layout: page title: “Virtual Environments” date: 2019-08-06 08:53:27 -0500 categories: —
By default, Python packages are installed globally on your computer in a single directory which can cause major problems when working on multiple Python projects.
For example, image you have a Project A that relies upon Django 1.11 whereas Project B uses Django 2.2. If you naively installed Django on your computer, only the latest install would be present and available in that single directory. Then consider that most Python projects rely on multiple packages that each have their own version numbers. There’s simply no way to keep everything straight and consistent.
The solution is to use a virtual environment, an isolated directory for each Python project rather than installing packages globally.
Historically there were multiple tools available for virtual environments, but for
both would be stored in the same location which leads to unintentionally upgrading packages. It

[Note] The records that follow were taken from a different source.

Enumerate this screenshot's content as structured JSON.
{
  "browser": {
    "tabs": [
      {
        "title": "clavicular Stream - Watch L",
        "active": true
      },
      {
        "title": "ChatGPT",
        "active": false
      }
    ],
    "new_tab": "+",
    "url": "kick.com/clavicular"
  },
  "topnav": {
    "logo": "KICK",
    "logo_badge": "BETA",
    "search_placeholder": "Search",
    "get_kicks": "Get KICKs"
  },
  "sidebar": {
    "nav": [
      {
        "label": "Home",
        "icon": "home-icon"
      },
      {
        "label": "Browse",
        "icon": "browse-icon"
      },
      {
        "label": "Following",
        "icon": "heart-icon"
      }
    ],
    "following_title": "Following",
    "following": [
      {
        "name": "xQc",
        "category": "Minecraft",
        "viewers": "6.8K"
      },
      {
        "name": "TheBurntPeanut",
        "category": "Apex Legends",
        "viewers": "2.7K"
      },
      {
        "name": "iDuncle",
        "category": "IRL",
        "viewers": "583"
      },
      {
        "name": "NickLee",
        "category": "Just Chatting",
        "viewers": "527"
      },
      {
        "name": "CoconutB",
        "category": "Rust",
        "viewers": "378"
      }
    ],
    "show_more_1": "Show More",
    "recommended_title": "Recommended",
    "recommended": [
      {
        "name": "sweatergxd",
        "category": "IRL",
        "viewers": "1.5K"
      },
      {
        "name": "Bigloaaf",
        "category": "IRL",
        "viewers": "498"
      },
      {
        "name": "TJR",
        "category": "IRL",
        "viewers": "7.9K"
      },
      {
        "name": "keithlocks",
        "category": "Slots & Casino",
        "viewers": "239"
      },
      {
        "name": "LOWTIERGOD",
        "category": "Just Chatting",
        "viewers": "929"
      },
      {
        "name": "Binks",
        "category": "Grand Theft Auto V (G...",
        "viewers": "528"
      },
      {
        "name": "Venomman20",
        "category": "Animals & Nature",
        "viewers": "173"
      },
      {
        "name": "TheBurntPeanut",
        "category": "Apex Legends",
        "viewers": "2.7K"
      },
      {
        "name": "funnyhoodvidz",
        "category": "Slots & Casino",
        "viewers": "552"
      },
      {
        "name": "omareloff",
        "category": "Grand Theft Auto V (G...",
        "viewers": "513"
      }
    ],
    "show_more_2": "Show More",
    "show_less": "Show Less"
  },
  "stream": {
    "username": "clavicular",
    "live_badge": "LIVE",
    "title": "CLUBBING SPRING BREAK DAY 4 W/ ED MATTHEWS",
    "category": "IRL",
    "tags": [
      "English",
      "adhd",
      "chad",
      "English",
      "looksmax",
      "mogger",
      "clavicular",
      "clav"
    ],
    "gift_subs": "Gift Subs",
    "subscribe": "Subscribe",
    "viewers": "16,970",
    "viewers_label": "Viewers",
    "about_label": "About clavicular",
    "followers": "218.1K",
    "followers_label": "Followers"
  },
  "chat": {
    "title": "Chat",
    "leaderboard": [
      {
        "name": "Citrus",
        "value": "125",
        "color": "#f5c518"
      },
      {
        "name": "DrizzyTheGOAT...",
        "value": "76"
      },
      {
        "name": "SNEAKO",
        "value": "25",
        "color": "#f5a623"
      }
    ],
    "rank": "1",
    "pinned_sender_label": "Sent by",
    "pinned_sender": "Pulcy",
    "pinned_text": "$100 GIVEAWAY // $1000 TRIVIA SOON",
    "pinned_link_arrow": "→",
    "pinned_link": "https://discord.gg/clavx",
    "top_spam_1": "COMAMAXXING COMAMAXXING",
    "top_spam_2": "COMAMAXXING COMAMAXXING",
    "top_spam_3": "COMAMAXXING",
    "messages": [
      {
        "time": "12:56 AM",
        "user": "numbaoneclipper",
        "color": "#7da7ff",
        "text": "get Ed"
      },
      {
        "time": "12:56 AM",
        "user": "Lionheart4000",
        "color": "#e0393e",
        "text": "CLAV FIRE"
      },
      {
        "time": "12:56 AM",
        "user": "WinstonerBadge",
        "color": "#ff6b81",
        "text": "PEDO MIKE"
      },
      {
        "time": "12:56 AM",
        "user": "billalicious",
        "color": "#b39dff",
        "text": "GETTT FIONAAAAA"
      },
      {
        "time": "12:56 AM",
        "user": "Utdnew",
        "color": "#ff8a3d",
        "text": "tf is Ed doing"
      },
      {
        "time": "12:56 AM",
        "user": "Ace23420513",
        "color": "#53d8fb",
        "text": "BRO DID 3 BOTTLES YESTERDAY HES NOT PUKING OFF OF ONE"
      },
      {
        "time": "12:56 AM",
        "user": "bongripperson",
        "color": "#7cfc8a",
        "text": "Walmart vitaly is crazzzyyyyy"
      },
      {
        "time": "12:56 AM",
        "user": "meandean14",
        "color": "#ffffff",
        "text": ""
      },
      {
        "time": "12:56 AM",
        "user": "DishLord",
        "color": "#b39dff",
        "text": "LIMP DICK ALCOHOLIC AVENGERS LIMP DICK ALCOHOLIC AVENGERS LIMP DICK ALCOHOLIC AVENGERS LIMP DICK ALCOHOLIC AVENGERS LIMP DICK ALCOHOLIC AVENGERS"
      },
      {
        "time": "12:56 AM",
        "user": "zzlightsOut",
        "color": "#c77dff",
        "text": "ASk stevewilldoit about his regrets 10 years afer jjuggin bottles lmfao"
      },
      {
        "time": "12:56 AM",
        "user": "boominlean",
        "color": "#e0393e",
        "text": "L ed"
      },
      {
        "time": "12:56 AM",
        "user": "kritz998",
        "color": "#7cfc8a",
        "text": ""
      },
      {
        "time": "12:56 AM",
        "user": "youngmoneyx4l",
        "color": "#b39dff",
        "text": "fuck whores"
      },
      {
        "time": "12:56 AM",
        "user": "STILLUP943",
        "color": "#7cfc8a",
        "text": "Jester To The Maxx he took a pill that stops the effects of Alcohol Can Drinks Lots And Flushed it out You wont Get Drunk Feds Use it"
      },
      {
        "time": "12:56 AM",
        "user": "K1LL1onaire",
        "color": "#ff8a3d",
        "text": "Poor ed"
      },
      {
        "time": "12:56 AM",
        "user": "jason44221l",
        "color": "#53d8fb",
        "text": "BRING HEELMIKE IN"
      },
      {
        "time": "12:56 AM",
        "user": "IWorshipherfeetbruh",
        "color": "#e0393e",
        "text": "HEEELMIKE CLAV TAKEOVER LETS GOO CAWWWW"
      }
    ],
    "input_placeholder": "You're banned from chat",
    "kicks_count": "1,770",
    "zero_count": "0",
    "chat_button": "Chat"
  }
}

There is a major problem when working with Python: by default, Python itself and related third-party Python packages will be installed globally on your computer.
every project will attempt to use the same local directory to access Python itself and any related third-party Python packages.
For example, HomeBrew installs Python in the directory
/usr/local/Frameworks/Python.framework/Versions. What happens if Project A needs to use Python 2.7 while Project B relies upon Python 3.7? Your computer will look in the same directory for different versions of Python. And to further compound the issue, each project likely uses multiple third-party packages which also have their own version numbers.
The solution is to create a separate virtual environment for each Python project, thereby isolating Python versions and dependencies to avoid such conflicts.
The confusing thing is that there are multiple ways to install and use virtual environments!